### YOUR GOAL
Give back all of the data exactly.

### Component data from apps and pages

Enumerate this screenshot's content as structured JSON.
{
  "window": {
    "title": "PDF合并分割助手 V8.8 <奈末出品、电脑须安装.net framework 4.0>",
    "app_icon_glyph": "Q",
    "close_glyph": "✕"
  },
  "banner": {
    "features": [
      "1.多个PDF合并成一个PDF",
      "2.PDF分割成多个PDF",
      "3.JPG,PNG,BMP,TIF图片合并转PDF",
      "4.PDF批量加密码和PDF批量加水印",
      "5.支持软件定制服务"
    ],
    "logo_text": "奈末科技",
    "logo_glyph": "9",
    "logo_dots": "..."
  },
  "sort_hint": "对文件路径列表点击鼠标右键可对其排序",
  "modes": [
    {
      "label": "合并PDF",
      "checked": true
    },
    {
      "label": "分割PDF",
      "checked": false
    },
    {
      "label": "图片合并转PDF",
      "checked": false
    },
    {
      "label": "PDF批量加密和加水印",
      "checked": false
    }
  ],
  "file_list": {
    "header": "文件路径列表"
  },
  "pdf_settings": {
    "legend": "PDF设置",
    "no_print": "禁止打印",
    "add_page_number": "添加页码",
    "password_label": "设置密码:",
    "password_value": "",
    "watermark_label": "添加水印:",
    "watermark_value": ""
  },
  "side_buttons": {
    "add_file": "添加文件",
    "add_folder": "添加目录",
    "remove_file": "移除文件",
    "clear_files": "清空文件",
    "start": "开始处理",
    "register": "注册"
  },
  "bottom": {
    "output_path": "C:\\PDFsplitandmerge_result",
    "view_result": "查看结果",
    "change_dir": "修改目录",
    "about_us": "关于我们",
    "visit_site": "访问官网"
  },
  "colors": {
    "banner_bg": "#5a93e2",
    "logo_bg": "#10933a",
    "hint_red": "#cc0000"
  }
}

### RESPONSE BELOW
Enumerate this screenshot's content as structured JSON.
{
  "window": {
    "title": "PDF合并分割助手 V8.8 <奈末出品、电脑须安装.net framework 4.0>",
    "app_icon_glyph": "Q",
    "close_glyph": "✕"
  },
  "banner": {
    "features": [
      "1.多个PDF合并成一个PDF",
      "2.PDF分割成多个PDF",
      "3.JPG,PNG,BMP,TIF图片合并转PDF",
      "4.PDF批量加密码和PDF批量加水印",
      "5.支持软件定制服务"
    ],
    "logo_text": "奈末科技",
    "logo_glyph": "9",
    "logo_dots": "..."
  },
  "sort_hint": "对文件路径列表点击鼠标右键可对其排序",
  "modes": [
    {
      "label": "合并PDF",
      "checked": true
    },
    {
      "label": "分割PDF",
      "checked": false
    },
    {
      "label": "图片合并转PDF",
      "checked": false
    },
    {
      "label": "PDF批量加密和加水印",
      "checked": false
    }
  ],
  "file_list": {
    "header": "文件路径列表"
  },
  "pdf_settings": {
    "legend": "PDF设置",
    "no_print": "禁止打印",
    "add_page_number": "添加页码",
    "password_label": "设置密码:",
    "password_value": "",
    "watermark_label": "添加水印:",
    "watermark_value": ""
  },
  "side_buttons": {
    "add_file": "添加文件",
    "add_folder": "添加目录",
    "remove_file": "移除文件",
    "clear_files": "清空文件",
    "start": "开始处理",
    "register": "注册"
  },
  "bottom": {
    "output_path": "C:\\PDFsplitandmerge_result",
    "view_result": "查看结果",
    "change_dir": "修改目录",
    "about_us": "关于我们",
    "visit_site": "访问官网"
  },
  "colors": {
    "banner_bg": "#5a93e2",
    "logo_bg": "#10933a",
    "hint_red": "#cc0000"
  }
}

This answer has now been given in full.